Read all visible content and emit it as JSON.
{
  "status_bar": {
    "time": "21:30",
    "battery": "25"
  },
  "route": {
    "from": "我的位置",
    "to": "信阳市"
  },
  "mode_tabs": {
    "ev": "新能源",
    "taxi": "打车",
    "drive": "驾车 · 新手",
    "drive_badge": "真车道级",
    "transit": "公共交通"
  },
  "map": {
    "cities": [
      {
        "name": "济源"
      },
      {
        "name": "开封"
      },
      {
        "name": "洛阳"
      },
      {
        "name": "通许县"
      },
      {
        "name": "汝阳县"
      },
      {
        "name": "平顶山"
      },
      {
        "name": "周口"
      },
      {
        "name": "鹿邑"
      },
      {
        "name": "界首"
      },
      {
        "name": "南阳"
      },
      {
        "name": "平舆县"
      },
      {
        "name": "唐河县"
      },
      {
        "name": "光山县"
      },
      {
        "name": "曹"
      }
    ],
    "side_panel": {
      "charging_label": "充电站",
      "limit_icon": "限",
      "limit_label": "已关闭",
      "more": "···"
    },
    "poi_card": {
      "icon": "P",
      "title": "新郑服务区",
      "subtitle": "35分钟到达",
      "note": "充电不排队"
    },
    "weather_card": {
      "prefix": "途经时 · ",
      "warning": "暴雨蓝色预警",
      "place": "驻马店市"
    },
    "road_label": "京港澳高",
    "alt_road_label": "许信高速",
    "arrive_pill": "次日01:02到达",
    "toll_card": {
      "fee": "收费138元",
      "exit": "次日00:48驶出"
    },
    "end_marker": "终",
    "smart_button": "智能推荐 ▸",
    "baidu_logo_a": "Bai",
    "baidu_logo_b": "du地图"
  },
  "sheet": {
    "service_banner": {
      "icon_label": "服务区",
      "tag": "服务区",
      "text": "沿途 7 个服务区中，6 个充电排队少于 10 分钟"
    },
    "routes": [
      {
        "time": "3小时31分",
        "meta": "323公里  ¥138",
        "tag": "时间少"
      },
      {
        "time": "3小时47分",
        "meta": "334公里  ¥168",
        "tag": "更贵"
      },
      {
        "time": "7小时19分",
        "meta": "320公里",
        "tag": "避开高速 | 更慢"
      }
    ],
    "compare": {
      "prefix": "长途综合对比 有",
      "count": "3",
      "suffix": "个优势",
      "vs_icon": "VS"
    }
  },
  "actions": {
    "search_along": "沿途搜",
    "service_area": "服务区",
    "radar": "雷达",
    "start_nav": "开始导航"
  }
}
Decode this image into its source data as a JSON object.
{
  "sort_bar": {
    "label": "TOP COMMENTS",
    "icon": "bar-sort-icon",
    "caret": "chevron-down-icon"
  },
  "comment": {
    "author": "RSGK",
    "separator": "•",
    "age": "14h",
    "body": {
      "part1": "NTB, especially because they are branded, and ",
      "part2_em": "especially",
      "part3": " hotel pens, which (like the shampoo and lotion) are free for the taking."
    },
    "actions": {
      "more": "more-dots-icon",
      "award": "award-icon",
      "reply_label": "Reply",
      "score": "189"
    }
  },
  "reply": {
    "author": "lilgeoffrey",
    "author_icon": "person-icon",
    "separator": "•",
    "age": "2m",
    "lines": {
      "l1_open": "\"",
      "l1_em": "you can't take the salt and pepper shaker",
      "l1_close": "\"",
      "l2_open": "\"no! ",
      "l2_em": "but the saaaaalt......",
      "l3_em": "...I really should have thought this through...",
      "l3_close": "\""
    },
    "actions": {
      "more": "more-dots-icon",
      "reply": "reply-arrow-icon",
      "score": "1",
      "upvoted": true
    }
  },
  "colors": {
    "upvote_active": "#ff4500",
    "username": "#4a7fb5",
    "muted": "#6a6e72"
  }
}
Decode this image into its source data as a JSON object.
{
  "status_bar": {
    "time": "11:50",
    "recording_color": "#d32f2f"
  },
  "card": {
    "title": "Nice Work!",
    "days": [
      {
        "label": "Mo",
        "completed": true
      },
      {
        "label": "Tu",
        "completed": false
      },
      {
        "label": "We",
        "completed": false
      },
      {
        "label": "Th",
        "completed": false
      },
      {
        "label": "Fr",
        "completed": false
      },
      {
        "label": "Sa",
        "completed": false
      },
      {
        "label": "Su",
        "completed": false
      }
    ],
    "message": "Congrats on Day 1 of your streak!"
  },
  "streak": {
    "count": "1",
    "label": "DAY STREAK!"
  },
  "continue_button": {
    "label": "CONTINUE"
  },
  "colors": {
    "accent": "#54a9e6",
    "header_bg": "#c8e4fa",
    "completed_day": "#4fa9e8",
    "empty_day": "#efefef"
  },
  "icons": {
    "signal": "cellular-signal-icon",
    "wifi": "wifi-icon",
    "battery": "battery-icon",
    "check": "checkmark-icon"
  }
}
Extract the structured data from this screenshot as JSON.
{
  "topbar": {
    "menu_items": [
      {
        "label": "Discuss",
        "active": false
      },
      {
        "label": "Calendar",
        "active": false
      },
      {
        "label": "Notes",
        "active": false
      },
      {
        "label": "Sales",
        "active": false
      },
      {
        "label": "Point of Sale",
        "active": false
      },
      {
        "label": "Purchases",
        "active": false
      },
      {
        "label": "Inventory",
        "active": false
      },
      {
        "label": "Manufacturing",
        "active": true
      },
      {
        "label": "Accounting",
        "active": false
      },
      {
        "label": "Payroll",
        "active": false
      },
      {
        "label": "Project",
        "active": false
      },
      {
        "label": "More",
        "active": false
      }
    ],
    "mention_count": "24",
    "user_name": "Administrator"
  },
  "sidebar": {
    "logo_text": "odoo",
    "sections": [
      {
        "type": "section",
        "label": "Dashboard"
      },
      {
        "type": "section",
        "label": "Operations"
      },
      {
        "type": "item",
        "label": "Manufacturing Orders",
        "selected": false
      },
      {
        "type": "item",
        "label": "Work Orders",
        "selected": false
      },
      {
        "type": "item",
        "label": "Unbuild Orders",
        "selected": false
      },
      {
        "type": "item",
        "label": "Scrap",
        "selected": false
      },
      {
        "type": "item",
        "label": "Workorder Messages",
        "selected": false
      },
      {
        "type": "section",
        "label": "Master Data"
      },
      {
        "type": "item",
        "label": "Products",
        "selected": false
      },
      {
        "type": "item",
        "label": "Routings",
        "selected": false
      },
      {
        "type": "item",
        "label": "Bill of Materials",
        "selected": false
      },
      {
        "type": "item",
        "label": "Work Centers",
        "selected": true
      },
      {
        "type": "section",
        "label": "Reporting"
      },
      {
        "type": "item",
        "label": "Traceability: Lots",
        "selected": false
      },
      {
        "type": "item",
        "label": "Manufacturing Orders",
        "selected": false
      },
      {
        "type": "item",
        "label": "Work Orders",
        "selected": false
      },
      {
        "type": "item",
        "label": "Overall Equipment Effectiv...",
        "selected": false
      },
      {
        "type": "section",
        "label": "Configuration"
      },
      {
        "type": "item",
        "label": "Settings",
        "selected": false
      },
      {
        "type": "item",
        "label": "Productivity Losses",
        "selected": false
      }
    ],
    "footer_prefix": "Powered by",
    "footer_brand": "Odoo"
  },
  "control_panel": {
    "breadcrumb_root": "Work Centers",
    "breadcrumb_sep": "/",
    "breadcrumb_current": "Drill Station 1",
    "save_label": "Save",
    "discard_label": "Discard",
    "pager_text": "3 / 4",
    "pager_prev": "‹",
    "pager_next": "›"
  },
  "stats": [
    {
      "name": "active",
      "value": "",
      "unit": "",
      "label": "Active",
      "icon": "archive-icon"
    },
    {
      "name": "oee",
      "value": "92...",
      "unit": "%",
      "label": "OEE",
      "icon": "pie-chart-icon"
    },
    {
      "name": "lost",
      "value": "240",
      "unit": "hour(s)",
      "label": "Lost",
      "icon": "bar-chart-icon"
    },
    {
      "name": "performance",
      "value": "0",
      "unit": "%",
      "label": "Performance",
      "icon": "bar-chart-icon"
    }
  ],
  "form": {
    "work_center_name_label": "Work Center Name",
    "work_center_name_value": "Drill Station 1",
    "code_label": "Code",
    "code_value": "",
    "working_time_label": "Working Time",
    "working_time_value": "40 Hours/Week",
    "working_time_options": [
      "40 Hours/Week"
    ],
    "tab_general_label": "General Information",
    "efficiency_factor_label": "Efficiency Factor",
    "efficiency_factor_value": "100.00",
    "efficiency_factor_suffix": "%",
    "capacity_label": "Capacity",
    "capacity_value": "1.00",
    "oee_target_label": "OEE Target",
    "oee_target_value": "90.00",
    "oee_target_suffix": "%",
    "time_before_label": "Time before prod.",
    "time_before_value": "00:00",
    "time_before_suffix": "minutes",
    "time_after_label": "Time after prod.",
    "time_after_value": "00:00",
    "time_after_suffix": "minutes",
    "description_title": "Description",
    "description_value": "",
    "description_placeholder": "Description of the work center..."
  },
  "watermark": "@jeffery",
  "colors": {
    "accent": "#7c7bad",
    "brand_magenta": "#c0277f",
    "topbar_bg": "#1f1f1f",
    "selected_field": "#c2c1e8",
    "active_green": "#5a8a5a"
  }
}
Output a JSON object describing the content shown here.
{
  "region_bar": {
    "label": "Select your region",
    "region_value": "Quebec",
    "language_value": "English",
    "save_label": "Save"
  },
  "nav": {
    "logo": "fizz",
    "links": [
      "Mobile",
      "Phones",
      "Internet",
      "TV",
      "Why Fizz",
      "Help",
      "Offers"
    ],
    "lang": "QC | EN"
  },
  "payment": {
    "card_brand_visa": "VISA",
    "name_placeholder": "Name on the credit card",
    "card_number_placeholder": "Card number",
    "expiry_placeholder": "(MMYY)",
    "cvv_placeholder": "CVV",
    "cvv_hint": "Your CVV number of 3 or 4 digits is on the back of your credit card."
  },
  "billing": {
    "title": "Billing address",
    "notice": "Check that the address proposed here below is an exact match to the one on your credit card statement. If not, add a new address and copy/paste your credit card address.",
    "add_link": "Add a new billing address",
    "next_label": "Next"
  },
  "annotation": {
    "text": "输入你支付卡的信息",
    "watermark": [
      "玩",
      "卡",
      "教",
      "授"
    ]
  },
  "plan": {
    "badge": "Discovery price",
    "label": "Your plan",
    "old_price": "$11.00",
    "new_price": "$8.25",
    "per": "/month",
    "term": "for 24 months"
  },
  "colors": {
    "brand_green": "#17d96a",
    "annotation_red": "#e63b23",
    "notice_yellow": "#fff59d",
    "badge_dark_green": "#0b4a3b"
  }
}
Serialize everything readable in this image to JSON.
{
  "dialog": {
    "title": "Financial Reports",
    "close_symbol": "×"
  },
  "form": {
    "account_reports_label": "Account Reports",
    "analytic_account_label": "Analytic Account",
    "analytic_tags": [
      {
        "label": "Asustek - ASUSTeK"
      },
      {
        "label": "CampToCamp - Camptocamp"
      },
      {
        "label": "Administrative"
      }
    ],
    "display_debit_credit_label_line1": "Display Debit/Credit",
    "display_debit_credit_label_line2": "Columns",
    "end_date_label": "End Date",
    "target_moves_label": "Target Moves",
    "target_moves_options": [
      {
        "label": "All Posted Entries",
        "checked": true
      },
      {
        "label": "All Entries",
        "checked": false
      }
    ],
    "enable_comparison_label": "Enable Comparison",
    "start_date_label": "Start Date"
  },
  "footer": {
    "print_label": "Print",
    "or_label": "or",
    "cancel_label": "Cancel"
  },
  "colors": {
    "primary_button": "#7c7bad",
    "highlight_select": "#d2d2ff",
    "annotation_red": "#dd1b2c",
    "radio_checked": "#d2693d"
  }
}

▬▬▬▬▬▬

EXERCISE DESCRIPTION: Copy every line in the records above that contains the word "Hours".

YOUR SOLUTION:
    "working_time_value": "40 Hours/Week",
      "40 Hours/Week"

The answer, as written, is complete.